DATA IN THIS EXERCISE:
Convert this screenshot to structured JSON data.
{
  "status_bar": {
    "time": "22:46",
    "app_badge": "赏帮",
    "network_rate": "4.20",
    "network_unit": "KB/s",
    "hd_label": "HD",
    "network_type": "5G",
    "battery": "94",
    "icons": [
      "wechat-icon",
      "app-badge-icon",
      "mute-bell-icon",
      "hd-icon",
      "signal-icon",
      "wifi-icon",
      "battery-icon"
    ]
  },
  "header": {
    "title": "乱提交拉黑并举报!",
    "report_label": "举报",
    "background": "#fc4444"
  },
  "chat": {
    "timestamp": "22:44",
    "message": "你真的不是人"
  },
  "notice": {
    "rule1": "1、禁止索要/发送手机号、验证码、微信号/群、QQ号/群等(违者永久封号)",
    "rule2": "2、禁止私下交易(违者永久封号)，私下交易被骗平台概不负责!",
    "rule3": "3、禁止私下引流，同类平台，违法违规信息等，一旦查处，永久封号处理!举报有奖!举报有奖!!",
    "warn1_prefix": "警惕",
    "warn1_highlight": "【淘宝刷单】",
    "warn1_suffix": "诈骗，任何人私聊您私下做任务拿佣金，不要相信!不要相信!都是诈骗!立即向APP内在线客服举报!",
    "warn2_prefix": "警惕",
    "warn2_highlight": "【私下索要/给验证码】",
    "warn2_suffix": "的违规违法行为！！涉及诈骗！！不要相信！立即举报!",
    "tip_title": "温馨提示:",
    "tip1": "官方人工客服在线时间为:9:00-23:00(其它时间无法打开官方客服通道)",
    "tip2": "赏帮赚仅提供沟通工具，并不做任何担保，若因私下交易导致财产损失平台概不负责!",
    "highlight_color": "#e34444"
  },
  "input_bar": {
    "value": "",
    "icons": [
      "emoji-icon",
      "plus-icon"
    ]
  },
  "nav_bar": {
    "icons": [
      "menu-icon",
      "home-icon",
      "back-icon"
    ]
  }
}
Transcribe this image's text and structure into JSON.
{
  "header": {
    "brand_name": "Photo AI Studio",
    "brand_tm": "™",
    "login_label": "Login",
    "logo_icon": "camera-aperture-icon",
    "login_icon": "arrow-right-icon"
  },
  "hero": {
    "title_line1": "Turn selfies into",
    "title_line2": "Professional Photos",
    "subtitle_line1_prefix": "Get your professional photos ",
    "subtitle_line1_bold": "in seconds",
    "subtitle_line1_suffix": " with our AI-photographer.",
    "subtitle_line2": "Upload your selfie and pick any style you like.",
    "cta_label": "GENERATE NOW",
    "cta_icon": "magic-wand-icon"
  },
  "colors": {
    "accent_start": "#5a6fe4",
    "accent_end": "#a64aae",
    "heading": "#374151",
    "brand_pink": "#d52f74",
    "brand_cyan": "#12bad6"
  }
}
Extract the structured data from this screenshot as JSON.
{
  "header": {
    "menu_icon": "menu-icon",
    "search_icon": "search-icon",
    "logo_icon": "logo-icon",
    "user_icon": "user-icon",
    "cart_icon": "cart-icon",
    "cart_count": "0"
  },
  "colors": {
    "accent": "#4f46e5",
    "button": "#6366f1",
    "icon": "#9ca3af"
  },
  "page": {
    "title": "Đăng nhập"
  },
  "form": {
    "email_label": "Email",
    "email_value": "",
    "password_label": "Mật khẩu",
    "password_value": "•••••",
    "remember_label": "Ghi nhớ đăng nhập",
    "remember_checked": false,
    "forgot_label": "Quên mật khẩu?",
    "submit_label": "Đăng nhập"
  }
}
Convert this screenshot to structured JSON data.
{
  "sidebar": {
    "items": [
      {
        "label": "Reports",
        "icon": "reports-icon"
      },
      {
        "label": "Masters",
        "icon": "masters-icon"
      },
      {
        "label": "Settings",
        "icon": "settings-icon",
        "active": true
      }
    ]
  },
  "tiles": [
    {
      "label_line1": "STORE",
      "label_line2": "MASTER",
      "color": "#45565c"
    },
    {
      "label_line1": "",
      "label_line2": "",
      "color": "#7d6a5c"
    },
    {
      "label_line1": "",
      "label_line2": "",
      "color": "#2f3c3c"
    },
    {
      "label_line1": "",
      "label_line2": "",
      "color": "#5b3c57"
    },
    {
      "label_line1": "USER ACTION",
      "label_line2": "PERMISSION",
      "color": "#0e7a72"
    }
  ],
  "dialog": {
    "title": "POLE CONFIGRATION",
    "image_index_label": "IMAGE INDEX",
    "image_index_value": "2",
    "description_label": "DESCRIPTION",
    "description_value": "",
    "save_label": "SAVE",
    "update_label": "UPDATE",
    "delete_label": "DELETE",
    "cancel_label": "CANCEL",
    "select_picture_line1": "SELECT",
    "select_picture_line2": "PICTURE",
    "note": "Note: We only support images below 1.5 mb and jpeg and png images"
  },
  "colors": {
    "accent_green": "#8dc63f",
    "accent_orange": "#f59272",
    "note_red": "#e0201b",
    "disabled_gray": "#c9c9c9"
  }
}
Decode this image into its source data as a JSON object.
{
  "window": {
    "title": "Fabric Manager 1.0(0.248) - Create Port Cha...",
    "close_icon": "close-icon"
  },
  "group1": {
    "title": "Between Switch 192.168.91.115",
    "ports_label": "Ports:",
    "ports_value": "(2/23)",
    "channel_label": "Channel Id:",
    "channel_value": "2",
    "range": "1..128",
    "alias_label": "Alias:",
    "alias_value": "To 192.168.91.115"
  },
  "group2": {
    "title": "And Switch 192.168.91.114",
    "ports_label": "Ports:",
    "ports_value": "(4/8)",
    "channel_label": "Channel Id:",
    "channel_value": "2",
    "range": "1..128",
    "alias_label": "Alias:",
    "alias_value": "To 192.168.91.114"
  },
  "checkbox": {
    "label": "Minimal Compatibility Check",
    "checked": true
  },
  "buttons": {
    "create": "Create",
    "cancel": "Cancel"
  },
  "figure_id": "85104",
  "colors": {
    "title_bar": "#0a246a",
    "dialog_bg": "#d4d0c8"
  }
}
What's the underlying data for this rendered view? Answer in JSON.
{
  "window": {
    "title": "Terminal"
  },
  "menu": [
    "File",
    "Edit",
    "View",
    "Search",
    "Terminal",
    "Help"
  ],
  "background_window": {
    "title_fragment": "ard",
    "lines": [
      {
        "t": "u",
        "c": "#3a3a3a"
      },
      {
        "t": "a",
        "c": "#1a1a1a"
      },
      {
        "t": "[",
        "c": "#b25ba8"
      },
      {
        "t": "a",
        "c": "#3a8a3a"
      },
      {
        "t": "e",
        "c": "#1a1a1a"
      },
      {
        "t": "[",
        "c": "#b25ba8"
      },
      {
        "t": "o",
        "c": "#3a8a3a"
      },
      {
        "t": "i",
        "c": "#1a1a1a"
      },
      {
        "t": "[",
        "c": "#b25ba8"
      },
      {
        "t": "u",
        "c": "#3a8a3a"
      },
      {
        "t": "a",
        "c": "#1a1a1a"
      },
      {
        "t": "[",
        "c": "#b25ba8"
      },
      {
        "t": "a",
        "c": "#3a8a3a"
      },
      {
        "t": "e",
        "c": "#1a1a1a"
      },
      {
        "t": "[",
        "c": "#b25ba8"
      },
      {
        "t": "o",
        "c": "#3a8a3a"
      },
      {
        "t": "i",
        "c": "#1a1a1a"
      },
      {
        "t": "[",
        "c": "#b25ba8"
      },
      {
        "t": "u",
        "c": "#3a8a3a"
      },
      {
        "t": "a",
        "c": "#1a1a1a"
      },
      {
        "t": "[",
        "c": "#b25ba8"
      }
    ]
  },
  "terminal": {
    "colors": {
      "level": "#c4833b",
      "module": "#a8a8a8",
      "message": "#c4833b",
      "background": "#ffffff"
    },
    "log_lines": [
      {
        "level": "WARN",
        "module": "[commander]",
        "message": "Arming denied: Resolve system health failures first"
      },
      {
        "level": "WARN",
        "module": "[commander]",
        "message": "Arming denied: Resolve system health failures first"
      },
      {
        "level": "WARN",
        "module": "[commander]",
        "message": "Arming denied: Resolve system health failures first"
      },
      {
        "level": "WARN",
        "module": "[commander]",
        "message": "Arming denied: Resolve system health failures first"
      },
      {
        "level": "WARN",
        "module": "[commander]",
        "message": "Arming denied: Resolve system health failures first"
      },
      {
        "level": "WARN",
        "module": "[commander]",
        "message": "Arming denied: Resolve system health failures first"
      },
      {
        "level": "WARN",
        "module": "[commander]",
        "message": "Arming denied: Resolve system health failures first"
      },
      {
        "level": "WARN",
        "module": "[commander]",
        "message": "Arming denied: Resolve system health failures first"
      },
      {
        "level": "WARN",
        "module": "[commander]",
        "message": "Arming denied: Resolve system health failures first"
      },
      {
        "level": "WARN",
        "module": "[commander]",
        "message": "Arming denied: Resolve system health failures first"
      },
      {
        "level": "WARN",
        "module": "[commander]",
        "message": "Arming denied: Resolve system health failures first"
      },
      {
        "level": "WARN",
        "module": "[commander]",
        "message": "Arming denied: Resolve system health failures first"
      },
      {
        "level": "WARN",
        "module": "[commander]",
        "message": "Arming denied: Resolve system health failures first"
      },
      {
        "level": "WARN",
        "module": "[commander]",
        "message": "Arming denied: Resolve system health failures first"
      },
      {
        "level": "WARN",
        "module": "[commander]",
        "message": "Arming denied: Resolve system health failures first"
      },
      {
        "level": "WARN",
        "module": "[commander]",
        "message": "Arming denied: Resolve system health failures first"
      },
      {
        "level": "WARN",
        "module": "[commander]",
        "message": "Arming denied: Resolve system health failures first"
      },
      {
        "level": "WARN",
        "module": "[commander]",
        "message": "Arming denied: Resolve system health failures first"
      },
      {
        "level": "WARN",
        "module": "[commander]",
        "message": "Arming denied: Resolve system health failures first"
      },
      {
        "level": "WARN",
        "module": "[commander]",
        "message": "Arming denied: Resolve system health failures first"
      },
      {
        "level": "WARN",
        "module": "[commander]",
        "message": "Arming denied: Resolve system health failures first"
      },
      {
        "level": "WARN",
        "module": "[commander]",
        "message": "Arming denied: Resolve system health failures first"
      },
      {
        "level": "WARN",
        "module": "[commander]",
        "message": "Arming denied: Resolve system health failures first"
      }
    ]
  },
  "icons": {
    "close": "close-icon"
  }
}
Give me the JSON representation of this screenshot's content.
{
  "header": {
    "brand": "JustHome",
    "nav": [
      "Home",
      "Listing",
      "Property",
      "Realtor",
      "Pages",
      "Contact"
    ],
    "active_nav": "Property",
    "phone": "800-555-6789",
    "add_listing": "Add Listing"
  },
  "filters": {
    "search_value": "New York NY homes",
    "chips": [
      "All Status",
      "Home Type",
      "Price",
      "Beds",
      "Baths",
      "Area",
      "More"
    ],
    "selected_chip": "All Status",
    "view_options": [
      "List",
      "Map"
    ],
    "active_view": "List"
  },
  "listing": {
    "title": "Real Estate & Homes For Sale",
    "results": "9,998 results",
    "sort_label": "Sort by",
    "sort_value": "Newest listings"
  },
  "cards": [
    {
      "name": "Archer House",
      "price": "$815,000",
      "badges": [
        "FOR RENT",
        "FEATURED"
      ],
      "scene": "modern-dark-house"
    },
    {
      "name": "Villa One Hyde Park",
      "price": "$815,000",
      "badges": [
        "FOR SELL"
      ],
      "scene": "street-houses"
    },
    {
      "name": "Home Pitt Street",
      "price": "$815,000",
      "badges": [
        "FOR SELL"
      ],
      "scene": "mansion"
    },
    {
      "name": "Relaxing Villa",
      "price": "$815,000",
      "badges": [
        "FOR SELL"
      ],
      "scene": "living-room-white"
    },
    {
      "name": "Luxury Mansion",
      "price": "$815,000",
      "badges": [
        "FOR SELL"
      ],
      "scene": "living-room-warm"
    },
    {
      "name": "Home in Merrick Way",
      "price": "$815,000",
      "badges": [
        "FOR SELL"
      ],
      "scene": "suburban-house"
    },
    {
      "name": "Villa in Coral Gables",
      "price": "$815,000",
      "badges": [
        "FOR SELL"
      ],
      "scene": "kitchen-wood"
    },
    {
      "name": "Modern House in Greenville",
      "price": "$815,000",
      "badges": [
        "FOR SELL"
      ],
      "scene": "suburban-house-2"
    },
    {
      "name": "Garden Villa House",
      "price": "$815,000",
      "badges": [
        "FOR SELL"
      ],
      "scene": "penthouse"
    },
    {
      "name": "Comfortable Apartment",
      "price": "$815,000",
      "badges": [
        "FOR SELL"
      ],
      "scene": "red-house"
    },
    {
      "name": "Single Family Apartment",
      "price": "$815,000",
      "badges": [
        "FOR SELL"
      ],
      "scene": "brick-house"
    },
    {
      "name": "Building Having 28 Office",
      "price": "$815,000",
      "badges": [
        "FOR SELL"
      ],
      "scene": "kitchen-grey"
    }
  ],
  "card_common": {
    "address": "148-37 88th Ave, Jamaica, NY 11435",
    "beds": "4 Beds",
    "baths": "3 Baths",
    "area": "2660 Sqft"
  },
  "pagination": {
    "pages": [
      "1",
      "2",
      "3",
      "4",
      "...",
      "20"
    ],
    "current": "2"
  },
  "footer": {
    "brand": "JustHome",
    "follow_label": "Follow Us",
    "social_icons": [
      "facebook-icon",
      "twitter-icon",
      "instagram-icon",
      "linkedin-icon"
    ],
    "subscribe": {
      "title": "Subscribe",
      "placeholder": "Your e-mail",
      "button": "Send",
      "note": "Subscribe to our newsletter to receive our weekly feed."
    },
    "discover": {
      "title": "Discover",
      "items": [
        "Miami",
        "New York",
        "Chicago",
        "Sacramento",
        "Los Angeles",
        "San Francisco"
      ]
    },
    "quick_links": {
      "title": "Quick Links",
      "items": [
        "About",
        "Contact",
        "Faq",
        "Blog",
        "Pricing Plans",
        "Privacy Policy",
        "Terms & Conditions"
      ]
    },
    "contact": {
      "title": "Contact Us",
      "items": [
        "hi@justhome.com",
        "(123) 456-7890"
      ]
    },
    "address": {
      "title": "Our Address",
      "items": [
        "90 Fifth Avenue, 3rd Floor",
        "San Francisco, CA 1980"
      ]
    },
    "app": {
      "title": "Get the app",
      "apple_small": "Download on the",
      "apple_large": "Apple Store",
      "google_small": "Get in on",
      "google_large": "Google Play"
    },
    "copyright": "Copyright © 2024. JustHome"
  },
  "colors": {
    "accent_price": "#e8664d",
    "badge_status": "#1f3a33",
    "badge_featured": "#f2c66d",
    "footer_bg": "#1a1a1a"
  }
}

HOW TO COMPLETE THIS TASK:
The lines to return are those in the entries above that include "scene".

RESPONSE BELOW:
      "scene": "modern-dark-house"
      "scene": "street-houses"
      "scene": "mansion"
      "scene": "living-room-white"
      "scene": "living-room-warm"
      "scene": "suburban-house"
      "scene": "kitchen-wood"
      "scene": "suburban-house-2"
      "scene": "penthouse"
      "scene": "red-house"
      "scene": "brick-house"
      "scene": "kitchen-grey"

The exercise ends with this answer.